Lawrence Paul Horwitz

From Wikipedia, the free encyclopedia
Jump to: navigation, search
Larry Horwitz
Born Lawrence Paul Horwitz
(1930-10-14) October 14, 1930 (age 86)
New York City, New York, United States
Nationality United States
Fields Physics Mathematics
Institutions University of Geneva
University of Denver
Tel Aviv University
Bar Ilan University
Ariel University Center of Samaria
Alma mater Columbia University
Harvard University
Doctoral advisor Julian Schwinger
Known for Particle physics
Statistical mechanics
Mathematical physics
Classical chaos and Quantum chaos
Relativistic quantum mechanics
Quantum field theory
General relativity
Group theory and Functional analysis
Notable awards Samuel Finley Breese Morse Medal

Lawrence Paul Horwitz (born October 14, 1930) is an American/Israeli physicist and mathematician who has made contributions in particle physics, statistical mechanics, mathematical physics, theory of unstable systems, classical chaos and quantum chaos, relativistic quantum mechanics, quantum field theory, general relativity, representations of quantum theory on hypercomplex Hilbert modules, group theory and functional analysis and stochastic theories of irreversible quantum evolution.

After obtaining his Ph.D. at Harvard University under Julian Schwinger, he worked at the IBM Research Laboratory in Yorktown, New York until 1964. He then worked at the Department of Theoretical Physics at the University of Geneva, Geneva, Switzerland, until 1966, and became full professor at the Department of Physics, University of Denver, Denver, Colorado.

He has been Full Professor at the School of Physics, Tel Aviv University since 1972 (Professor Emeritus since 1998), and teaching externally as well at Bar Ilan University from 1990. He has been participating as well in research at the Ariel University Center of Samaria, in the Israeli settlement of Ariel in the West Bank.

He has been on the editorial and advisory boards and standing committees for several conferences on mathematical and theoretical physics and journals, and on the Panel of Assessors ARC, Australian National Funding DEET.

He has made frequent visits, long and short term, at the Institute for Advanced Study, Princeton, New Jersey, the Department of Theoretical Physics, University of Geneva, CERN (Geneva), University of Connecticut (Storrs, Connecticut), ETH (Honggerberg, Zurich), Institut des Hautes Etudes Scientifiques (Bures-sur-Yvette, France), and the Ilya Prigogine Center for Statistical Mechanics and Complex Systems, University of Texas at Austin, United States.

Research and achievements[edit]

He received the Samuel F.B. Morse Medal upon graduation (summa cum laude) from NYU, and was a member of Sigma Pi Sigma and Tau Beta Pi. He received a National Science Foundation Fellowship 52–53 and was a Shell Oil Fellow 56–57 at Harvard University.
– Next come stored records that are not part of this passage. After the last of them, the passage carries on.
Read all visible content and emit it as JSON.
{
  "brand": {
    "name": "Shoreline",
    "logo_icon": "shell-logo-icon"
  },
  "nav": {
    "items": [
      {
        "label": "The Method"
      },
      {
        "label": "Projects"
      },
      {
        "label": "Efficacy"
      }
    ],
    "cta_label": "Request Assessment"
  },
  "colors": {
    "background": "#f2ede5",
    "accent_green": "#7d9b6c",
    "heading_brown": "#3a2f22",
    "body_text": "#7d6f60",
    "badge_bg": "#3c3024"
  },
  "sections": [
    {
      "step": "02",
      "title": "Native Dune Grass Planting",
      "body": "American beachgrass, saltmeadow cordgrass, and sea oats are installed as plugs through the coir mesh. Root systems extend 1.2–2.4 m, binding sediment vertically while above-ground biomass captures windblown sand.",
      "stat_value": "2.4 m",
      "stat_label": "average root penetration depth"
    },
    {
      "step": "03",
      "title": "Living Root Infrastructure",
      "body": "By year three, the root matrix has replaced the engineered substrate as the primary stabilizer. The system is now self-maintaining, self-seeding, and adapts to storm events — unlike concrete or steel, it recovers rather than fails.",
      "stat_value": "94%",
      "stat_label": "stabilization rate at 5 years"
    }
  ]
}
Three issues of Foundations of Physics were dedicated to him on the occasion of his 65 birthday [Foundations of Physics 26 (1996)1575–1739, 27(1997) 1–134, and 27(1997) 135–332]. He received an Outstanding Referee Award from the American Physical Society in 2008.[1]


External links[edit]